A real estate agent is a licensed professional who represents people either buying or selling real estate—or both! If you’re buying a home in North Carolina, this real estate could be a single-family house, townhome, duplex or condo. Real estate agents organize and assist in this real estate transaction by helping buyers find a home, sellers sell their home and representing them in legal negotiations. Agents may work independently, with another agent or with a real estate brokerage and are most often paid on commission—a percentage of the final sales price. The average North Carolina real estate commission is 5.6% and the seller typically covers this fee, which gets deducted from their sale proceeds during closing. That means real estate agent services are free to home buyers!
There are a few different types of real estate agents that first-time and move-up buyers might work with throughout their time in the housing market. Below we have a brief explanation of each one to help you get through the home buying process with the knowledge you need to successfully buy a home.
Listing agent/seller’s agent
A listing agent, also known as a seller’s agent, represents clients who are selling their home. A good listing agent helps their seller by pricing their home based on a comparative market analysis of homes sold in the area with similar features, advertising their listing on the Multiple Listings Service (MLS) database, providing tips to increase the home’s value, negotiating with the buyer’s agent, holding open houses and helping the seller throughout the overall process.
Buyer’s agents are—you guessed it—agents who represent the buyer. It is the buyer’s agent’s responsibility to find properties that meet the client’s needs and represent them during the real estate transaction. They would typically make recommendations on how much to offer for a home and may also recommend other professionals during the process, like home inspectors and movers.

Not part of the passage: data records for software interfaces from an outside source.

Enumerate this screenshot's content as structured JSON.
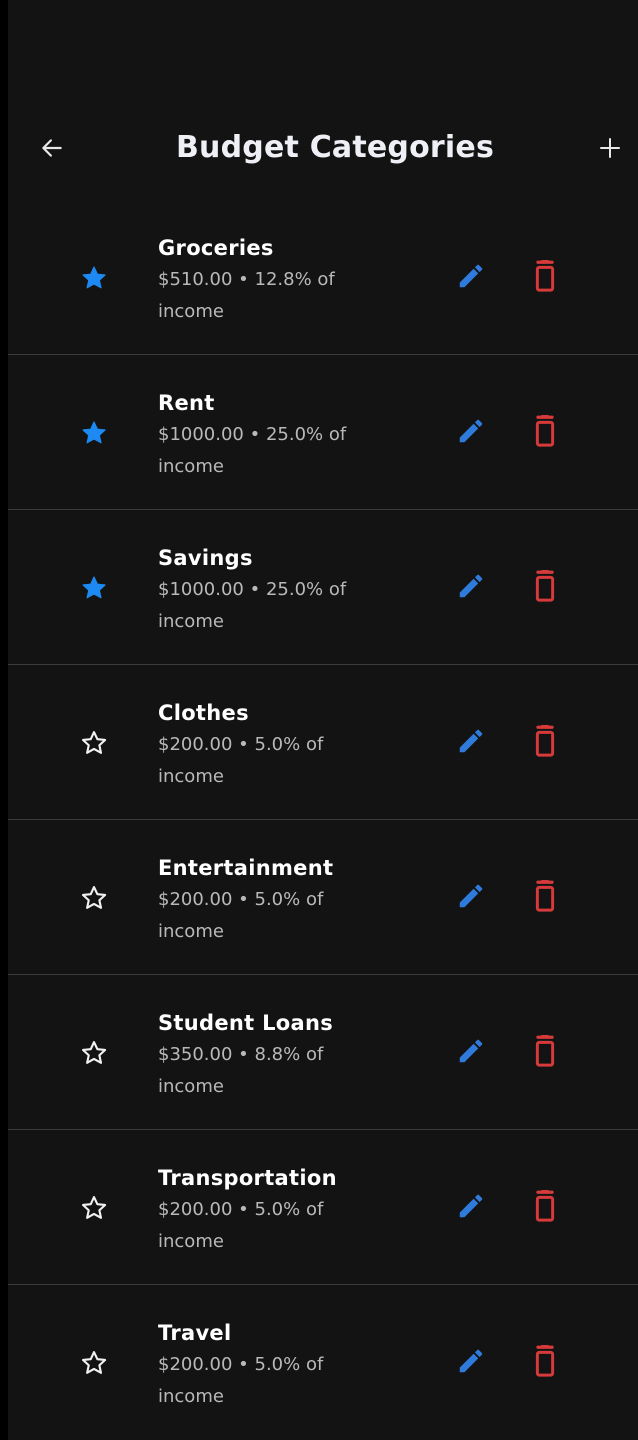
{
  "header": {
    "title": "Budget Categories",
    "back_icon": "arrow-left-icon",
    "add_icon": "plus-icon"
  },
  "colors": {
    "background": "#131313",
    "accent_blue": "#2f7bdc",
    "star_blue": "#1d89f2",
    "delete_red": "#d63a3a",
    "divider": "#3a3a3a"
  },
  "categories": [
    {
      "name": "Groceries",
      "detail": "$510.00 • 12.8% of income",
      "favorite": true
    },
    {
      "name": "Rent",
      "detail": "$1000.00 • 25.0% of income",
      "favorite": true
    },
    {
      "name": "Savings",
      "detail": "$1000.00 • 25.0% of income",
      "favorite": true
    },
    {
      "name": "Clothes",
      "detail": "$200.00 • 5.0% of income",
      "favorite": false
    },
    {
      "name": "Entertainment",
      "detail": "$200.00 • 5.0% of income",
      "favorite": false
    },
    {
      "name": "Student Loans",
      "detail": "$350.00 • 8.8% of income",
      "favorite": false
    },
    {
      "name": "Transportation",
      "detail": "$200.00 • 5.0% of income",
      "favorite": false
    },
    {
      "name": "Travel",
      "detail": "$200.00 • 5.0% of income",
      "favorite": false
    }
  ]
}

Real estate broker
A real estate broker is an agent who has obtained advanced licensing to oversee other real estate agents. Qualifications vary on a state-by-state basis, but most brokers typically become owners and managers of their own real estate firm. Brokers can still represent buyers and sellers, but have larger legal and financial obligations and authority.
A dual agent is when the same real estate agent or agency represents both the buyer and the seller. This could be considered a conflict of interest, since a seller’s agent is trying to obtain the most money for their client’s home and a buyer’s agent is negotiating for the lowest price for that same home. However, some buyers may prefer a dual agent because of ease of communication, there are more known details about the property and dual agents sometimes accept a reduced commission.
Often, you might hear the words “Realtor” and “real estate agent” being used interchangeably. However, a Realtor is a real estate professional who is a member of the National Association of Realtors®. Realtors must adhere to the Realtor® Code of Ethics and membership allows access to market data and other benefits that help simplify the buying and selling process.
Now that you know what types of real estate agents you can expect to come across and you’re ready to start looking for a home to call your own, it’s time to start building your home buying team! We partner with preferred real estate agents statewide who have completed training on our mortgage products. Use the Find a Real Estate Agent search tool on our website to locate a preferred agent in your area today.